- What you need to do: Each line below that carries the string "selected" must appear in the answer.
"""
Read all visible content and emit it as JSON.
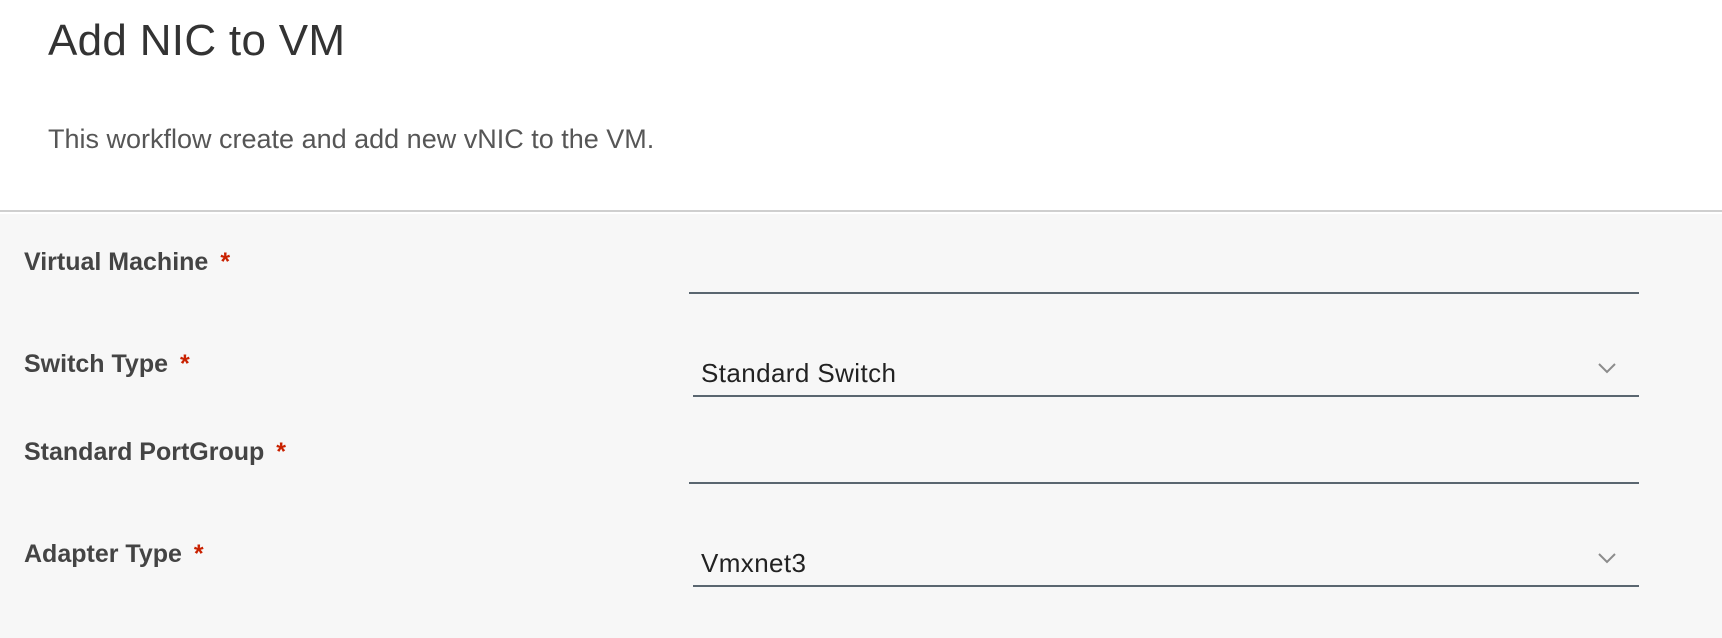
{
  "header": {
    "title": "Add NIC to VM",
    "description": "This workflow create and add new vNIC to the VM."
  },
  "form": {
    "virtual_machine": {
      "label": "Virtual Machine",
      "required_mark": "*",
      "value": ""
    },
    "switch_type": {
      "label": "Switch Type",
      "required_mark": "*",
      "selected": "Standard Switch",
      "icon": "chevron-down-icon"
    },
    "standard_portgroup": {
      "label": "Standard PortGroup",
      "required_mark": "*",
      "value": ""
    },
    "adapter_type": {
      "label": "Adapter Type",
      "required_mark": "*",
      "selected": "Vmxnet3",
      "icon": "chevron-down-icon"
    }
  },
  "colors": {
    "required": "#c92100",
    "form_background": "#f7f7f7",
    "field_underline": "#5a6670"
  }
}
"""
- Solved problem:
      "selected": "Standard Switch",
      "selected": "Vmxnet3",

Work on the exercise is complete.